**WHAT IS BEING ASKED**
Compute how many lines in the data below contain "background"; answer only with that number.

[[ DATA, beginning ]]

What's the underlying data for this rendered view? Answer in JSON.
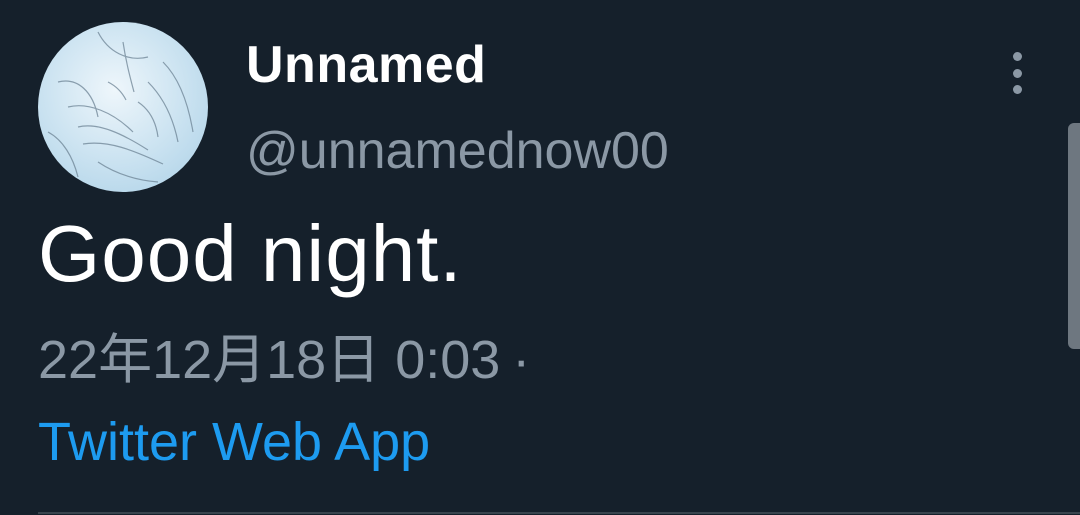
{
  "tweet": {
    "author": {
      "display_name": "Unnamed",
      "handle": "@unnamednow00",
      "avatar_icon": "avatar-illustration"
    },
    "text": "Good night.",
    "timestamp": "22年12月18日 0:03",
    "separator": "·",
    "source": "Twitter Web App",
    "more_icon": "vertical-ellipsis-icon"
  },
  "colors": {
    "background": "#15202b",
    "primary_text": "#ffffff",
    "secondary_text": "#8b98a5",
    "accent": "#1d9bf0"
  }
}
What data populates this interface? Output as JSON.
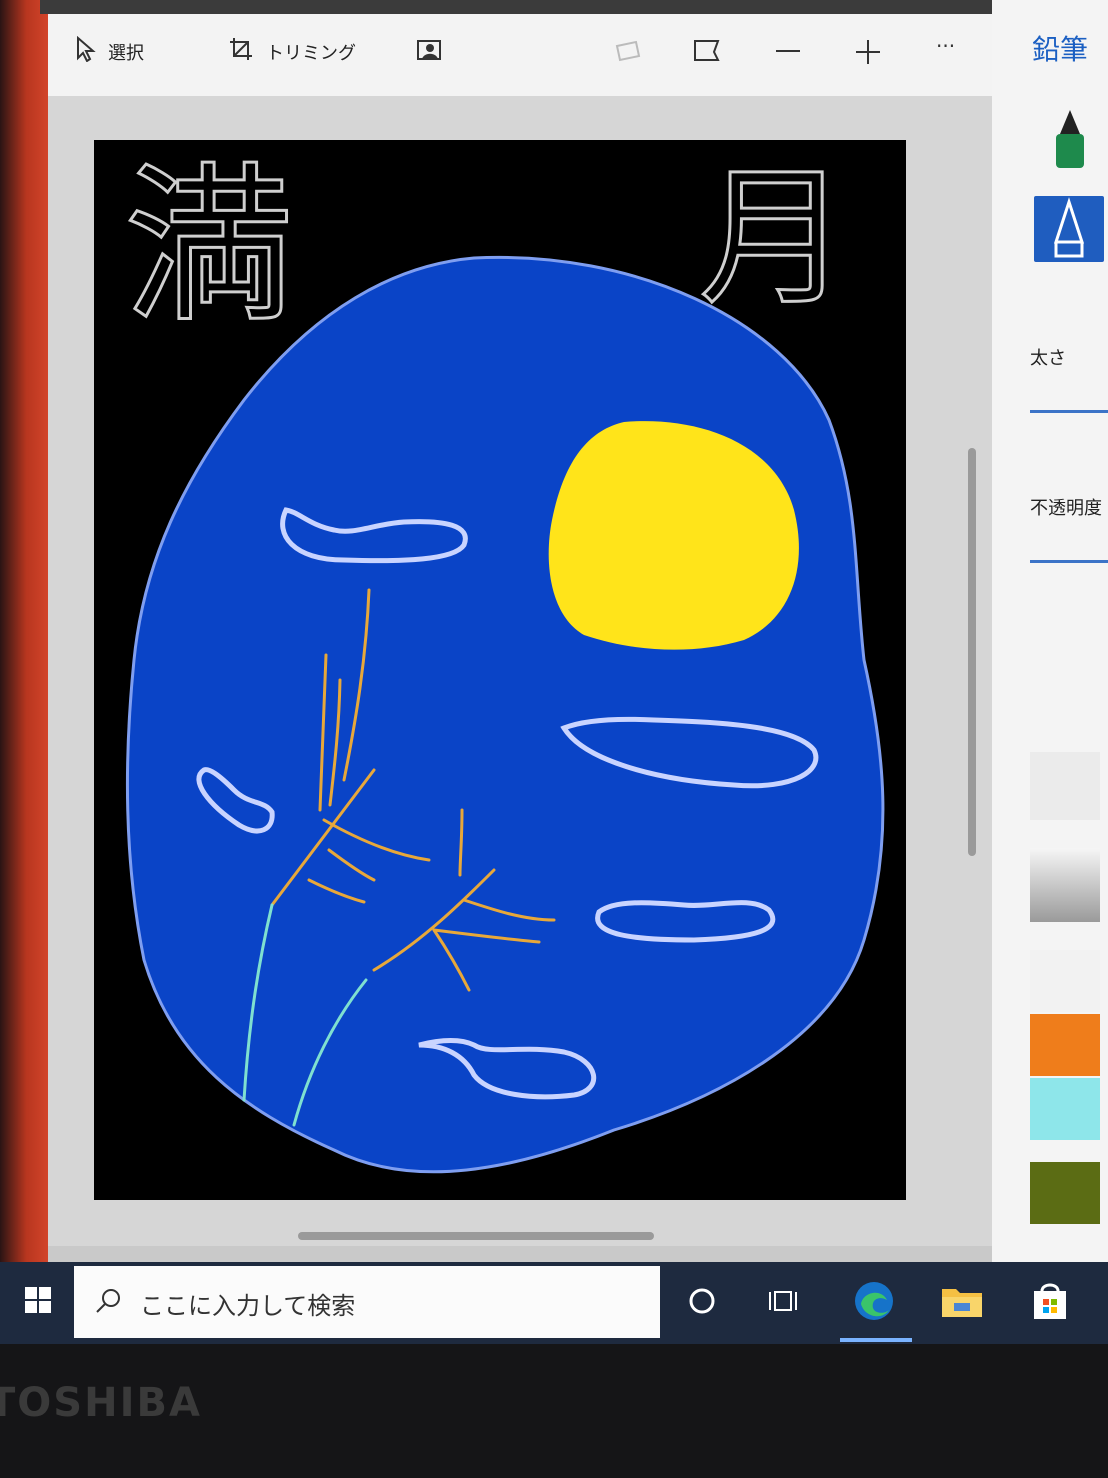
{
  "toolbar": {
    "select_label": "選択",
    "crop_label": "トリミング",
    "more_label": "···"
  },
  "side_panel": {
    "title": "鉛筆",
    "thickness_label": "太さ",
    "opacity_label": "不透明度",
    "swatches": [
      "#f2f2f2",
      "#ef7d1b",
      "#8ee6ea",
      "#5b6c14"
    ]
  },
  "taskbar": {
    "search_placeholder": "ここに入力して検索"
  },
  "device": {
    "brand": "TOSHIBA"
  },
  "drawing": {
    "text_left": "満",
    "text_right": "月",
    "colors": {
      "sky": "#0a44c7",
      "moon": "#ffe41a",
      "background": "#000000"
    }
  }
}
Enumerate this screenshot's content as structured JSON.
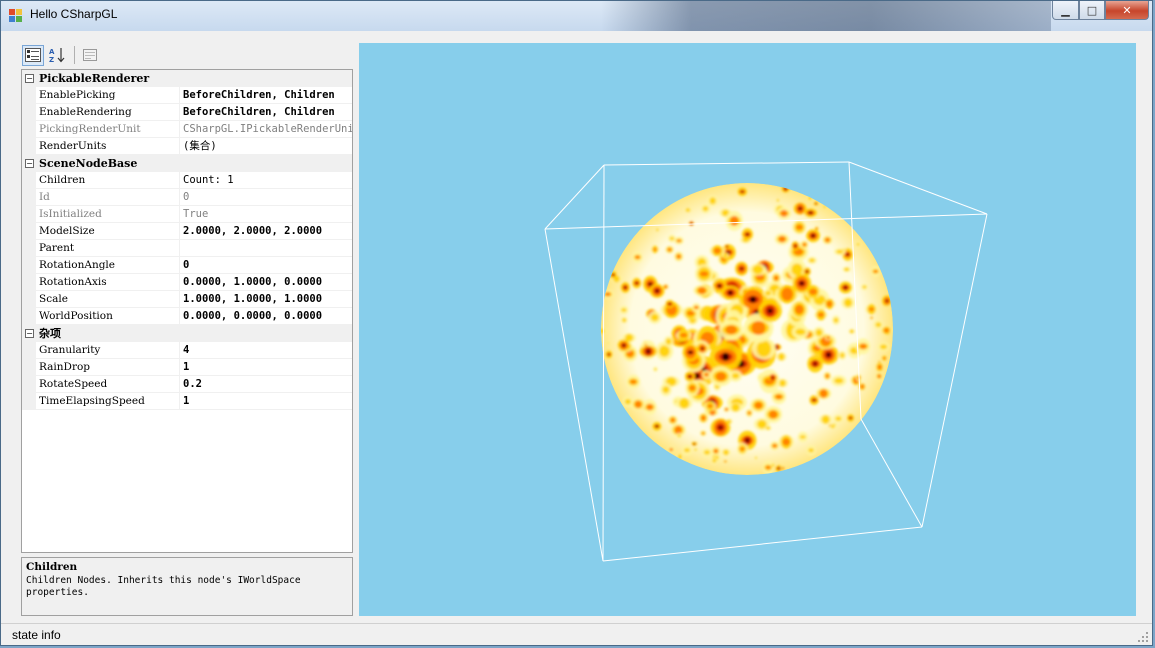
{
  "window": {
    "title": "Hello CSharpGL",
    "controls": {
      "minimize": "▁",
      "maximize": "□",
      "close": "✕"
    }
  },
  "toolbar": {
    "categorized_icon": "categorized-view-icon",
    "alphabetical_icon": "alphabetical-sort-icon",
    "property_pages_icon": "property-pages-icon"
  },
  "property_grid": {
    "categories": [
      {
        "name": "PickableRenderer",
        "rows": [
          {
            "name": "EnablePicking",
            "value": "BeforeChildren, Children",
            "bold": true,
            "disabled": false
          },
          {
            "name": "EnableRendering",
            "value": "BeforeChildren, Children",
            "bold": true,
            "disabled": false
          },
          {
            "name": "PickingRenderUnit",
            "value": "CSharpGL.IPickableRenderUnit",
            "bold": false,
            "disabled": true
          },
          {
            "name": "RenderUnits",
            "value": "(集合)",
            "bold": false,
            "disabled": false
          }
        ]
      },
      {
        "name": "SceneNodeBase",
        "rows": [
          {
            "name": "Children",
            "value": "Count: 1",
            "bold": false,
            "disabled": false
          },
          {
            "name": "Id",
            "value": "0",
            "bold": false,
            "disabled": true
          },
          {
            "name": "IsInitialized",
            "value": "True",
            "bold": false,
            "disabled": true
          },
          {
            "name": "ModelSize",
            "value": "2.0000, 2.0000, 2.0000",
            "bold": true,
            "disabled": false
          },
          {
            "name": "Parent",
            "value": "",
            "bold": false,
            "disabled": false
          },
          {
            "name": "RotationAngle",
            "value": "0",
            "bold": true,
            "disabled": false
          },
          {
            "name": "RotationAxis",
            "value": "0.0000, 1.0000, 0.0000",
            "bold": true,
            "disabled": false
          },
          {
            "name": "Scale",
            "value": "1.0000, 1.0000, 1.0000",
            "bold": true,
            "disabled": false
          },
          {
            "name": "WorldPosition",
            "value": "0.0000, 0.0000, 0.0000",
            "bold": true,
            "disabled": false
          }
        ]
      },
      {
        "name": "杂项",
        "rows": [
          {
            "name": "Granularity",
            "value": "4",
            "bold": true,
            "disabled": false
          },
          {
            "name": "RainDrop",
            "value": "1",
            "bold": true,
            "disabled": false
          },
          {
            "name": "RotateSpeed",
            "value": "0.2",
            "bold": true,
            "disabled": false
          },
          {
            "name": "TimeElapsingSpeed",
            "value": "1",
            "bold": true,
            "disabled": false
          }
        ]
      }
    ]
  },
  "help": {
    "title": "Children",
    "description": "Children Nodes. Inherits this node's IWorldSpace properties."
  },
  "viewport": {
    "background": "#87ceeb",
    "bounding_box_color": "#ffffff",
    "sphere_colors": [
      "#ffffff",
      "#fff6a0",
      "#ffd000",
      "#ff7a00",
      "#d42000",
      "#5a0000",
      "#1a0000"
    ]
  },
  "status": {
    "text": "state info"
  }
}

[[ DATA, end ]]

**OUTPUT**
3